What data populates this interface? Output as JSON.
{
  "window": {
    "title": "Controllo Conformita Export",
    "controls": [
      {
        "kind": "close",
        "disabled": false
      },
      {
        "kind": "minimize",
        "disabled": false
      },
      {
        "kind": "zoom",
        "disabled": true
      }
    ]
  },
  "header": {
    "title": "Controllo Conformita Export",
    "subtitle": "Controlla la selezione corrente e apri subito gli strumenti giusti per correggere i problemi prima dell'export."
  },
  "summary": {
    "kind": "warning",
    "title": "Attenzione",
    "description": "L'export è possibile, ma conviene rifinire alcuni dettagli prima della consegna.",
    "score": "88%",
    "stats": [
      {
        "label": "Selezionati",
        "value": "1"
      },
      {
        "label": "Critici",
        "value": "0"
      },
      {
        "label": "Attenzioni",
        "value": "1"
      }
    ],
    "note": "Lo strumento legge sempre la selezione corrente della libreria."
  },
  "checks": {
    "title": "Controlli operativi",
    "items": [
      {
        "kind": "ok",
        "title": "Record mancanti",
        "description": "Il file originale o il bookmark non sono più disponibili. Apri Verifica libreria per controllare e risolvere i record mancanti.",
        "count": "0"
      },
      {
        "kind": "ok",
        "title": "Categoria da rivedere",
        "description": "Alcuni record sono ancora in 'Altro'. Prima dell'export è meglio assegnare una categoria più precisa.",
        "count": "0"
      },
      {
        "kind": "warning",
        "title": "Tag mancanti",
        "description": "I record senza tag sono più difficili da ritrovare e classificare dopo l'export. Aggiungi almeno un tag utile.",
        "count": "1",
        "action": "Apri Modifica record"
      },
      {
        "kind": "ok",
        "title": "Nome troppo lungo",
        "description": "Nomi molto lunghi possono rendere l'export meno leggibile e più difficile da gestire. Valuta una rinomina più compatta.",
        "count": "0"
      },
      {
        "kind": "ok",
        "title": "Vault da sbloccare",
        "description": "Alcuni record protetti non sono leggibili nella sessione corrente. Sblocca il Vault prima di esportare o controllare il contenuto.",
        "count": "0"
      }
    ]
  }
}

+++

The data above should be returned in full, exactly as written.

YOUR SOLUTION:
What data populates this interface? Output as JSON.
{
  "window": {
    "title": "Controllo Conformita Export",
    "controls": [
      {
        "kind": "close",
        "disabled": false
      },
      {
        "kind": "minimize",
        "disabled": false
      },
      {
        "kind": "zoom",
        "disabled": true
      }
    ]
  },
  "header": {
    "title": "Controllo Conformita Export",
    "subtitle": "Controlla la selezione corrente e apri subito gli strumenti giusti per correggere i problemi prima dell'export."
  },
  "summary": {
    "kind": "warning",
    "title": "Attenzione",
    "description": "L'export è possibile, ma conviene rifinire alcuni dettagli prima della consegna.",
    "score": "88%",
    "stats": [
      {
        "label": "Selezionati",
        "value": "1"
      },
      {
        "label": "Critici",
        "value": "0"
      },
      {
        "label": "Attenzioni",
        "value": "1"
      }
    ],
    "note": "Lo strumento legge sempre la selezione corrente della libreria."
  },
  "checks": {
    "title": "Controlli operativi",
    "items": [
      {
        "kind": "ok",
        "title": "Record mancanti",
        "description": "Il file originale o il bookmark non sono più disponibili. Apri Verifica libreria per controllare e risolvere i record mancanti.",
        "count": "0"
      },
      {
        "kind": "ok",
        "title": "Categoria da rivedere",
        "description": "Alcuni record sono ancora in 'Altro'. Prima dell'export è meglio assegnare una categoria più precisa.",
        "count": "0"
      },
      {
        "kind": "warning",
        "title": "Tag mancanti",
        "description": "I record senza tag sono più difficili da ritrovare e classificare dopo l'export. Aggiungi almeno un tag utile.",
        "count": "1",
        "action": "Apri Modifica record"
      },
      {
        "kind": "ok",
        "title": "Nome troppo lungo",
        "description": "Nomi molto lunghi possono rendere l'export meno leggibile e più difficile da gestire. Valuta una rinomina più compatta.",
        "count": "0"
      },
      {
        "kind": "ok",
        "title": "Vault da sbloccare",
        "description": "Alcuni record protetti non sono leggibili nella sessione corrente. Sblocca il Vault prima di esportare o controllare il contenuto.",
        "count": "0"
      }
    ]
  }
}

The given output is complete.